As much as diversity in age within your team would improve your output, what would be more of a silver bullet is this: be better at marketing.
We as an industry are falling over ourselves to understand millennials. We attack the pursuit of dissecting Generation Z with vigour with relish. There isn’t seemingly the same enthusiasm for those older consumers who have more money, more time, and more need for products and services across more categories.
From me to brands: Don’t give up on me when I hit the half-century. I will still voraciously consume new live and recorded music, seek new technology to make my life easier, divide my time between new media and old – at the same time as buying whatever it is my daughter is angling for that week and finally getting around to sorting out our financial lives.
Hold the mobility ads for the moment.
I think as someone who is over 50 (ugg) there is a marked difference between 50 year olds now and those of 20 years ago. We are active, generally have more disposable income than those in their 30s and we’re also not afraid of new technologies.
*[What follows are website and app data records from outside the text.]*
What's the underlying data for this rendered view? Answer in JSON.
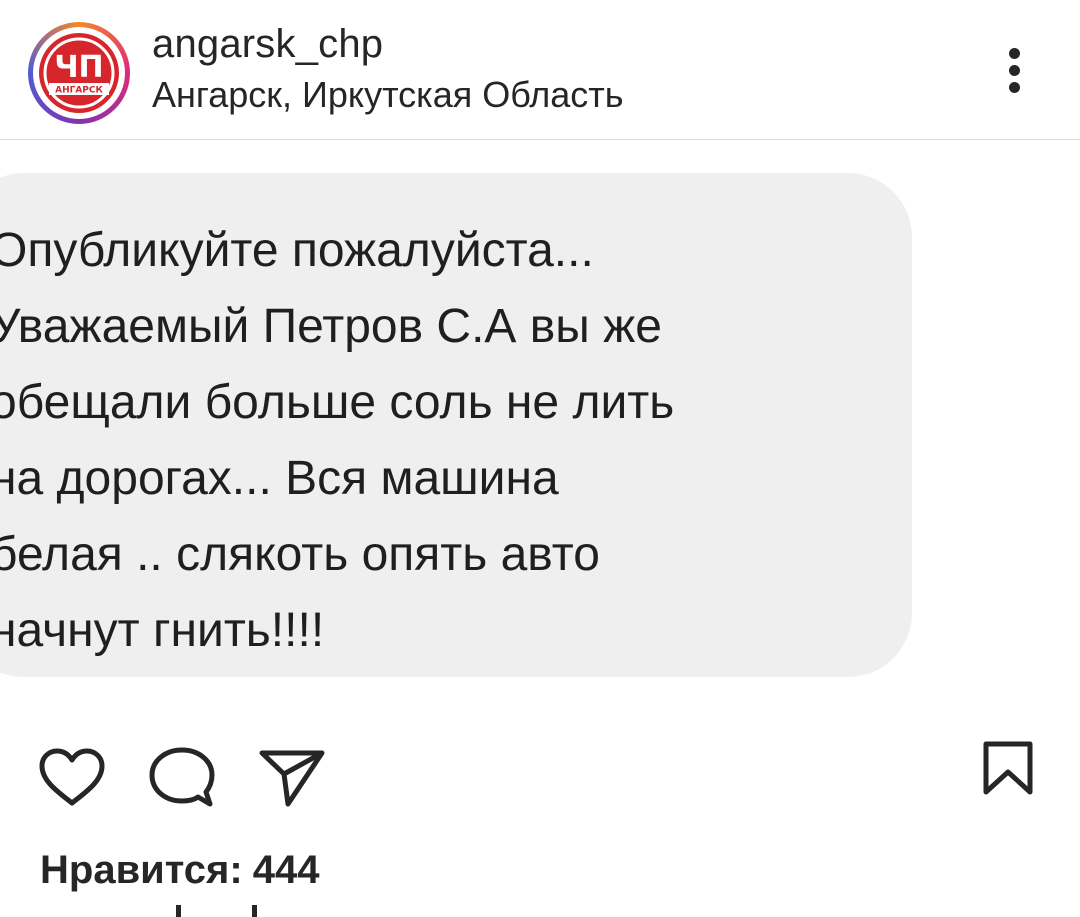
{
  "header": {
    "username": "angarsk_chp",
    "location": "Ангарск, Иркутская Область",
    "avatar_logo_text": "ЧП",
    "avatar_logo_subtext": "АНГАРСК"
  },
  "post": {
    "comment_lines": [
      "Опубликуйте пожалуйста...",
      "Уважаемый Петров С.А вы же",
      "обещали больше соль не лить",
      "на дорогах... Вся машина",
      "белая .. слякоть опять авто",
      "начнут гнить!!!!"
    ]
  },
  "actions": {
    "icons": [
      "heart-icon",
      "comment-icon",
      "share-icon",
      "bookmark-icon"
    ]
  },
  "likes": {
    "label": "Нравится:",
    "count": "444"
  },
  "colors": {
    "text": "#262626",
    "bubble": "#efefef",
    "divider": "#dbdbdb",
    "logo_red": "#d7262b"
  }
}
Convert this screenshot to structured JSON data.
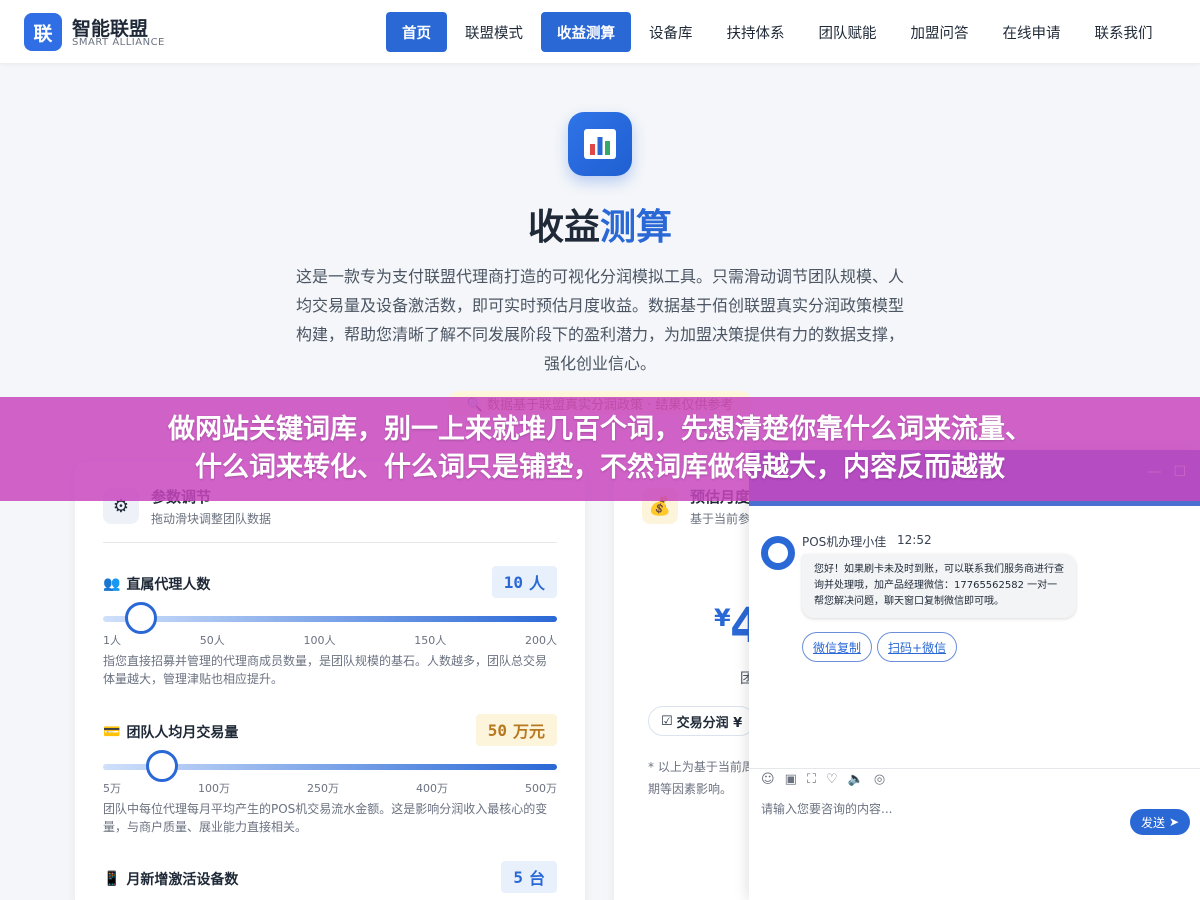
{
  "header": {
    "logo_char": "联",
    "logo_name": "智能联盟",
    "logo_sub": "SMART ALLIANCE",
    "nav": [
      {
        "label": "首页",
        "active": true
      },
      {
        "label": "联盟模式",
        "active": false
      },
      {
        "label": "收益测算",
        "active": true
      },
      {
        "label": "设备库",
        "active": false
      },
      {
        "label": "扶持体系",
        "active": false
      },
      {
        "label": "团队赋能",
        "active": false
      },
      {
        "label": "加盟问答",
        "active": false
      },
      {
        "label": "在线申请",
        "active": false
      },
      {
        "label": "联系我们",
        "active": false
      }
    ]
  },
  "hero": {
    "icon": "bar-chart-icon",
    "title_part1": "收益",
    "title_part2": "测算",
    "description": "这是一款专为支付联盟代理商打造的可视化分润模拟工具。只需滑动调节团队规模、人均交易量及设备激活数，即可实时预估月度收益。数据基于佰创联盟真实分润政策模型构建，帮助您清晰了解不同发展阶段下的盈利潜力，为加盟决策提供有力的数据支撑，强化创业信心。",
    "notice": "🔍 数据基于联盟真实分润政策 · 结果仅供参考"
  },
  "params_card": {
    "title": "参数调节",
    "subtitle": "拖动滑块调整团队数据",
    "params": [
      {
        "icon": "👥",
        "label": "直属代理人数",
        "value": "10",
        "unit": "人",
        "fraction": 0.045,
        "ticks": [
          "1人",
          "50人",
          "100人",
          "150人",
          "200人"
        ],
        "desc": "指您直接招募并管理的代理商成员数量，是团队规模的基石。人数越多，团队总交易体量越大，管理津贴也相应提升。"
      },
      {
        "icon": "💳",
        "label": "团队人均月交易量",
        "value": "50",
        "unit": "万元",
        "fraction": 0.09,
        "ticks": [
          "5万",
          "100万",
          "250万",
          "400万",
          "500万"
        ],
        "desc": "团队中每位代理每月平均产生的POS机交易流水金额。这是影响分润收入最核心的变量，与商户质量、展业能力直接相关。"
      },
      {
        "icon": "📱",
        "label": "月新增激活设备数",
        "value": "5",
        "unit": "台"
      }
    ]
  },
  "estimate_card": {
    "title": "预估月度",
    "subtitle": "基于当前参",
    "yen": "¥",
    "big": "4",
    "small": "团",
    "chip": "交易分润 ¥",
    "footnote": "* 以上为基于当前周期等因素影响。"
  },
  "chat": {
    "agent_name": "POS机办理小佳",
    "time": "12:52",
    "message": "您好！如果刷卡未及时到账，可以联系我们服务商进行查询并处理哦，加产品经理微信：17765562582 一对一帮您解决问题，聊天窗口复制微信即可哦。",
    "quick_buttons": [
      "微信复制",
      "扫码+微信"
    ],
    "placeholder": "请输入您要咨询的内容...",
    "send_label": "发送",
    "header_controls": [
      "—",
      "☐"
    ],
    "toolbar_icons": [
      "emoji-icon",
      "image-icon",
      "screenshot-icon",
      "evaluate-icon",
      "voice-icon",
      "wechat-icon"
    ]
  },
  "banner": {
    "line1": "做网站关键词库，别一上来就堆几百个词，先想清楚你靠什么词来流量、",
    "line2": "什么词来转化、什么词只是铺垫，不然词库做得越大，内容反而越散"
  },
  "colors": {
    "primary": "#2a68d6",
    "banner": "#c846be",
    "amber": "#b7791f"
  }
}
I often find the marketing aimed directly at me is for over 50s care plans and over 50s funeral plans … so I need care and then I am going to die! What I really would like to see is something that reflects more than a generation that is somehow too over the hill to travel (unless it’s on cruises or with Saga – which is fine for some but not all!) and is waiting to die.
So who am I? A runner, who loves seeing the world, takes photographs, writes a lot and works hard. What am I looking for? You tell me 🙂
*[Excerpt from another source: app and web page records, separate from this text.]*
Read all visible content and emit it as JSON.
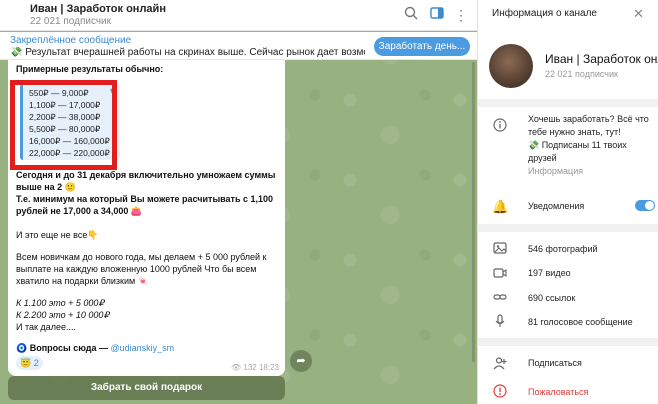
{
  "chat": {
    "title": "Иван | Заработок онлайн",
    "subtitle": "22 021 подписчик"
  },
  "pinned": {
    "title": "Закреплённое сообщение",
    "text": "💸 Результат вчерашней работы на скринах выше. Сейчас рынок дает возможность з...",
    "button": "Заработать день..."
  },
  "message": {
    "heading": "Примерные результаты обычно:",
    "results": [
      "550₽ — 9,000₽",
      "1,100₽ — 17,000₽",
      "2,200₽ — 38,000₽",
      "5,500₽ — 80,000₽",
      "16,000₽ — 160,000₽",
      "22,000₽ — 220,000₽"
    ],
    "para1_line1": "Сегодня и до 31 декабря включительно умножаем суммы",
    "para1_line2": "выше на 2 🙂",
    "para1_line3": "Т.е. минимум на который Вы можете расчитывать с 1,100",
    "para1_line4": "рублей не 17,000 а 34,000 👛",
    "para2": "И это еще не все👇",
    "para3_line1": "Всем новичкам до нового года, мы делаем + 5 000 рублей к",
    "para3_line2": "выплате на каждую вложенную 1000 рублей Что бы всем",
    "para3_line3": "хватило на подарки близким 🍬",
    "italic1": "К 1.100 это + 5 000₽",
    "italic2": "К 2.200 это + 10 000₽",
    "italic3": "И так далее....",
    "questions_prefix": "🧿 Вопросы сюда — ",
    "questions_link": "@udianskiy_sm",
    "reaction": "😇 2",
    "meta": "👁 132  18:23"
  },
  "gift_button": "Забрать свой подарок",
  "info": {
    "title": "Информация о канале",
    "name": "Иван | Заработок онлайн",
    "subscribers": "22 021 подписчик",
    "description_line1": "Хочешь заработать? Всё что",
    "description_line2": "тебе нужно знать, тут!",
    "description_line3": "💸 Подписаны 11 твоих",
    "description_line4": "друзей",
    "description_label": "Информация",
    "notifications": "Уведомления",
    "photos": "546 фотографий",
    "videos": "197 видео",
    "links": "690 ссылок",
    "voice": "81 голосовое сообщение",
    "subscribe": "Подписаться",
    "report": "Пожаловаться"
  },
  "colors": {
    "accent": "#4a9be0",
    "highlight": "#e01e1e",
    "wallpaper": "#97b180"
  }
}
I am also north of 50 with a career that rivals that of my kids. My house is paid off, I have more discretionary income and my husband and I are in the best health. We still have a third of our lives ahead of us and are poised to enjoy it. We are NOT unique in this. What are they thinking? Oh, wait. They are not.
Sigh. I get so fed up when 50+ people complain about mobility ads and funerals. This is NOT about you. This is for people like my family who are buying stuff to care for elderly parents – a massive market, because the very elderly (85+) can be so expensive to take care of.
Pete Austin – That is a very good point
Agreed. And once again for emphasis, target marketing is more than demographics. Psychographics and behaviors can far outweigh them.
@Pete Austin, maybe mobility ads and funerals are not about us, as you say. I’m 68, and I don’t get many of either. By getting “so fed up” with people over 50 who complain about ads for mobility and funerals, I think you may be missing the bigger point of @Russell Parson’s article. Look, I know there’s a lot about older people that’s irritating. I daresay I spend more time with them than you do. And as we and our friends age, I can’t stand some of my own social circle who fit the stereotypes. We seek younger friends.
Boomers have earned much of the criticism younger generations have piled on us. In fact, I could add plenty of my own. I like to think mine would be appropriately nuanced.
And I confess to having done some of my own eye rolling about Millennials. Mea culpa.
Your response feels angry and hostile. If you have a role in marketing to older people, is it possible your feelings are clouding your judgment? And desensitizing you to opportunities?
I agree that in marketing to older age groups you need to dig deeper to get genuine insight (actually applies to marketing to all broad age groups). The article mentions attitude and behavioural analysis – but these also fail to go deep enough (think about it – people do the same things but often for very different reasons!). What underpins and drives both attitude and behaviour? VALUES! These are psychographic, emotional constructs. They are the nest of beliefs and motivators – largely subconscious – that underpin our attitudes to almost everything we encounter. They are tied directly into our emotions, not our rational faculties. They are what so frequently make us choose something or perform an action before we have really thought about the consequences.
Segmenting and analysing by Values is possible and can deliver a richer basis for more effective engagement.